The Bush Foundation’s seventh cohort of Native Nation Rebuilders met for the first time in Prior Lake, MN. The 22 tribal citizens share a passion for learning about governance and other nation-building practices. Over the next two years they will share strategies and insights to make a brighter future for Native people across the region.
“The program showcases some of the highest impact investments we’ve ever made. When we talk about how the Foundation supports great ideas and the people who power them, I think of Rebuilders as perfect examples and expressions,” said President Jennifer Ford Reedy.
The new cohort includes representatives from education, law enforcement, health care and economic development. “This year’s Rebuilders bring a wide range of experiences, relationships and vision to the cohort,” said Jaime Pinkham, Vice President for Native Nations. “We're excited to see how the program can encourage each of them to create even stronger networks and deepen leadership skills.”
Rebuilders represent ten distinct nations and are committed to advancing change for their nations and people. “I have always been a believer in gaining more knowledge and using it to pay it forward," said cohort member Melissa Bowstring (Leech Lake Band of Ojibwe). "I hope to inspire and support others to succeed in life.”
The Foundation created the Native Nation Rebuilders Program in 2010 after elected tribal leaders from the 23 Native nations that share geography with Minnesota, North Dakota and South Dakota called for committed community leaders to help with nation-building work.
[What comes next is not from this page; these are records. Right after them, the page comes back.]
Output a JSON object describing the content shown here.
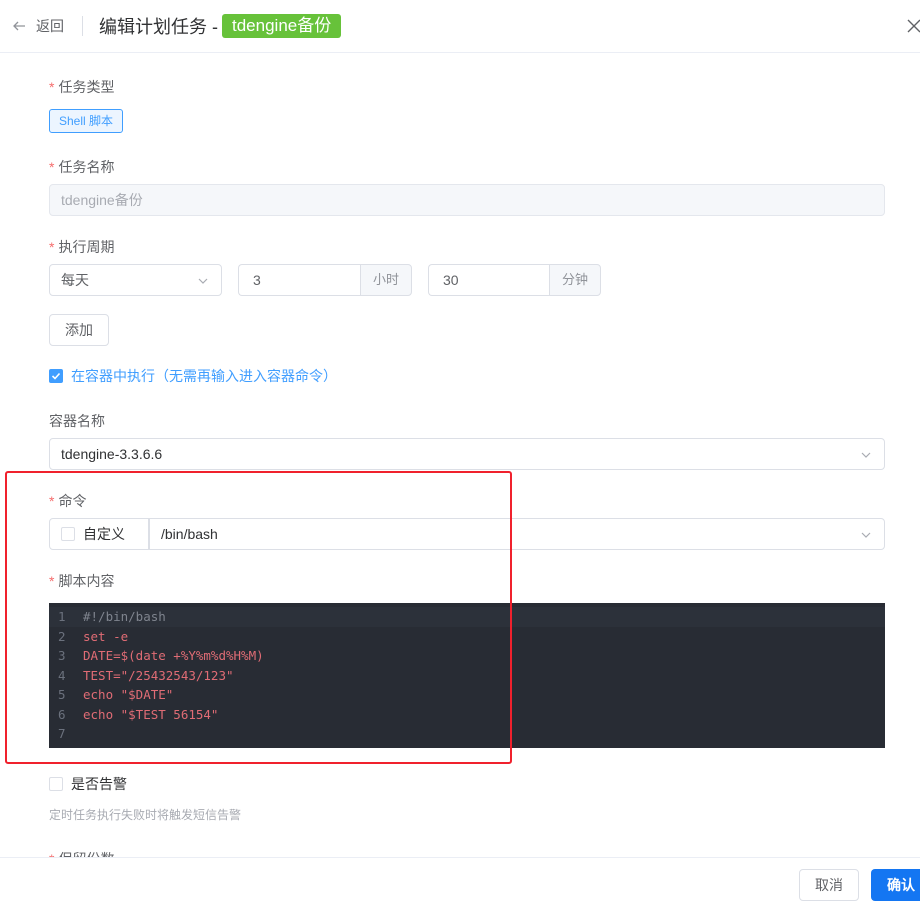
{
  "header": {
    "back_label": "返回",
    "title": "编辑计划任务 -",
    "task_tag": "tdengine备份"
  },
  "form": {
    "task_type": {
      "label": "任务类型",
      "value": "Shell 脚本"
    },
    "task_name": {
      "label": "任务名称",
      "value": "tdengine备份"
    },
    "schedule": {
      "label": "执行周期",
      "period": "每天",
      "hour": "3",
      "hour_unit": "小时",
      "minute": "30",
      "minute_unit": "分钟",
      "add_label": "添加"
    },
    "in_container": {
      "label": "在容器中执行（无需再输入进入容器命令）",
      "checked": true
    },
    "container_name": {
      "label": "容器名称",
      "value": "tdengine-3.3.6.6"
    },
    "command": {
      "label": "命令",
      "custom_label": "自定义",
      "custom_checked": false,
      "value": "/bin/bash"
    },
    "script": {
      "label": "脚本内容",
      "lines": [
        {
          "no": "1",
          "text": "#!/bin/bash",
          "color": "#7f848e"
        },
        {
          "no": "2",
          "text": "set -e",
          "color": "#e06c75"
        },
        {
          "no": "3",
          "text": "DATE=$(date +%Y%m%d%H%M)",
          "color": "#e06c75"
        },
        {
          "no": "4",
          "text": "TEST=\"/25432543/123\"",
          "color": "#e06c75"
        },
        {
          "no": "5",
          "text": "echo \"$DATE\"",
          "color": "#e06c75"
        },
        {
          "no": "6",
          "text": "echo \"$TEST 56154\"",
          "color": "#e06c75"
        },
        {
          "no": "7",
          "text": "",
          "color": "#abb2bf"
        }
      ]
    },
    "alert": {
      "label": "是否告警",
      "checked": false,
      "hint": "定时任务执行失败时将触发短信告警"
    },
    "retention": {
      "label": "保留份数"
    }
  },
  "footer": {
    "cancel_label": "取消",
    "confirm_label": "确认"
  },
  "colors": {
    "primary": "#409eff",
    "success": "#67c23a",
    "danger": "#f56c6c",
    "editor_bg": "#282c34"
  }
}
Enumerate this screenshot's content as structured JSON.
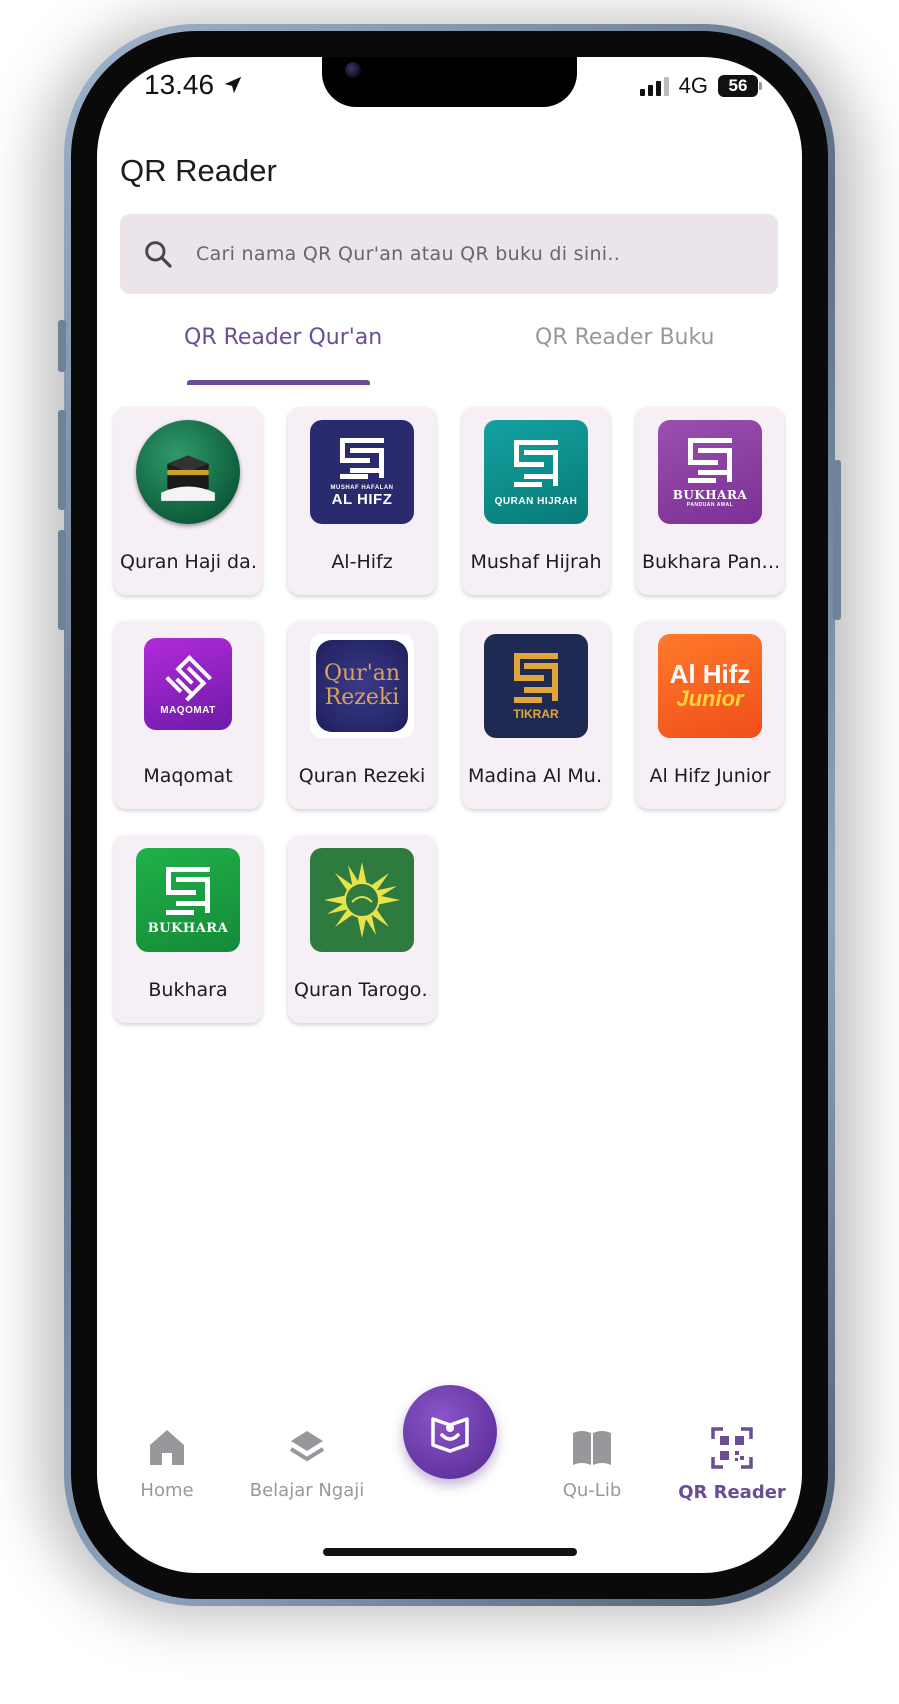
{
  "status_bar": {
    "time": "13.46",
    "network": "4G",
    "battery": "56"
  },
  "page": {
    "title": "QR Reader"
  },
  "search": {
    "placeholder": "Cari nama QR Qur'an atau QR buku di sini.."
  },
  "tabs": [
    {
      "label": "QR Reader Qur'an",
      "active": true
    },
    {
      "label": "QR Reader Buku",
      "active": false
    }
  ],
  "items": [
    {
      "label": "Quran Haji da…",
      "icon": "kaaba-icon"
    },
    {
      "label": "Al-Hifz",
      "icon": "al-hifz-icon",
      "icon_text": "AL HIFZ",
      "icon_subtext": "MUSHAF HAFALAN"
    },
    {
      "label": "Mushaf Hijrah",
      "icon": "quran-hijrah-icon",
      "icon_text": "QURAN HIJRAH"
    },
    {
      "label": "Bukhara Pan…",
      "icon": "bukhara-panduan-icon",
      "icon_text": "BUKHARA",
      "icon_subtext": "PANDUAN AMAL"
    },
    {
      "label": "Maqomat",
      "icon": "maqomat-icon",
      "icon_text": "MAQOMAT"
    },
    {
      "label": "Quran Rezeki",
      "icon": "quran-rezeki-icon",
      "icon_text": "Qur'an",
      "icon_subtext": "Rezeki"
    },
    {
      "label": "Madina Al Mu…",
      "icon": "tikrar-icon",
      "icon_text": "TIKRAR"
    },
    {
      "label": "Al Hifz Junior",
      "icon": "al-hifz-junior-icon",
      "icon_text": "Al Hifz",
      "icon_subtext": "Junior"
    },
    {
      "label": "Bukhara",
      "icon": "bukhara-icon",
      "icon_text": "BUKHARA"
    },
    {
      "label": "Quran Tarogo…",
      "icon": "muhammadiyah-emblem-icon"
    }
  ],
  "bottom_nav": [
    {
      "label": "Home",
      "icon": "home-icon",
      "active": false
    },
    {
      "label": "Belajar Ngaji",
      "icon": "layers-icon",
      "active": false
    },
    {
      "label": "Qu-Lib",
      "icon": "open-book-icon",
      "active": false
    },
    {
      "label": "QR Reader",
      "icon": "qr-code-icon",
      "active": true
    }
  ],
  "colors": {
    "accent": "#6a4d94",
    "card_bg": "#f6eff6",
    "search_bg": "#ebe4ea"
  }
}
Since it launched, the program has selected 128 Rebuilders from 20 Native nations in the region.